In a large ad for Crazy Days you are reminded of all that will be happening in the Sixth Ward including a dance, food stands, and a beer stand. The following Sixth Ward businesses sponsored the ad: Electric Wiring and Supply, Brown Motors, Becker Baits, Auto Stop, Grunty’s Bar, Semling Menke Co, James Koebe Contract, Plawman’s Playhouse, Daul’s Barber Shop, the Drapery Den, Bob’s Monkey Business, WISCO Security, Merrill Iron and Steel, Park City Liquor, KB Body Shop, Milwaukee Lead, Schulz Wrecking, Baumgart Waste, Wilde’s Oil, Stockely USA, Bill and Nona’s Sixth Ward Floral, Storm Oil, Metal Industries, Merrill Millwork, Harold and Marge’s Bar, Wausau Lumber Sales, Woodcraft Finishes, and the Sixth Ward Business Association.
The new River Rat statue which stood outside of the library is now laying severely damaged at the city garage after vandalism last Wednesday.
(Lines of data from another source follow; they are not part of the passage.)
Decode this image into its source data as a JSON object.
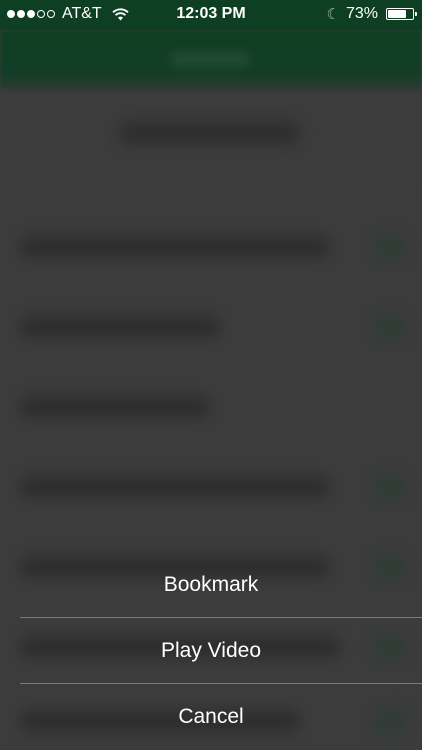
{
  "status_bar": {
    "carrier": "AT&T",
    "signal_bars_filled": 3,
    "signal_bars_total": 5,
    "time": "12:03 PM",
    "battery_percent": "73%",
    "battery_level": 0.73,
    "icons": [
      "signal-icon",
      "wifi-icon",
      "moon-icon",
      "battery-icon"
    ]
  },
  "action_sheet": {
    "items": [
      {
        "label": "Bookmark"
      },
      {
        "label": "Play Video"
      },
      {
        "label": "Cancel"
      }
    ]
  },
  "colors": {
    "status_bar_bg": "#0e3f22",
    "overlay_bg": "#3c3c3c",
    "sheet_text": "#ffffff",
    "divider": "#7a7a7a"
  }
}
The statute was a gift from the city and the Historical Society in commemoration of Jenny’s and Merrill’s sesquicentennial. According to Officer Don Seubert’s report it appears someone rocked the statute back and forth to break it off its mount. Officer Hank Caylor reported just before publication that the list of suspects is very short.
International Paper is offering anyone who will take it the Ward Paper Mill dam for free and $200,000 cash, but what the company isn’t offering has the city more concerned. The company offered the dam to any government or citizens’ group who wishes to maintain the dam but refuses to give up the previous engineering studies and claims they have no reliable information on the costs of upgrading the dam to meet the DNR requirements, oh and one more thing, the new owner has to also take possession of the company’s 120-acre sludge landfill in the Town of Merrill. After a meeting between city, county, DNR, and lake association members Merrill Mayor Michael Caylor reported the only encouraging news is the DNR may match the IP money with their own $200,000, but everyone agreed the costs to maintain the dam are uncertain. The DNR has made it clear a retaining wall must be repaired soon and lift gates must all be replaced by 2006.
City officials are not happy with the current state of the city’s finances, but at last week’s city council meeting the aldermen kept spending money. The week prior, the city’s personnel and finance committee heard from the auditors who reported that the city had less than $600,000 in cash on hand, down from $3.3 million four years ago, and they are in danger of losing their bond rating which will affect future borrowing. But that the council approved spending money on patrol bikes for the police department and re-classifying five city employees and creating a new position for another employee. Finance Director Bruce Redlin chastised the council saying expenditures like this should be budgeted for and not taken from the dwindling general fund; Redlin turned down the approved step increases the council gave him Tuesday which will result in his forfeiting $3,400 in pay over two years saying the increases are contrary to the austerity needed by the city to gradually restore its general fund.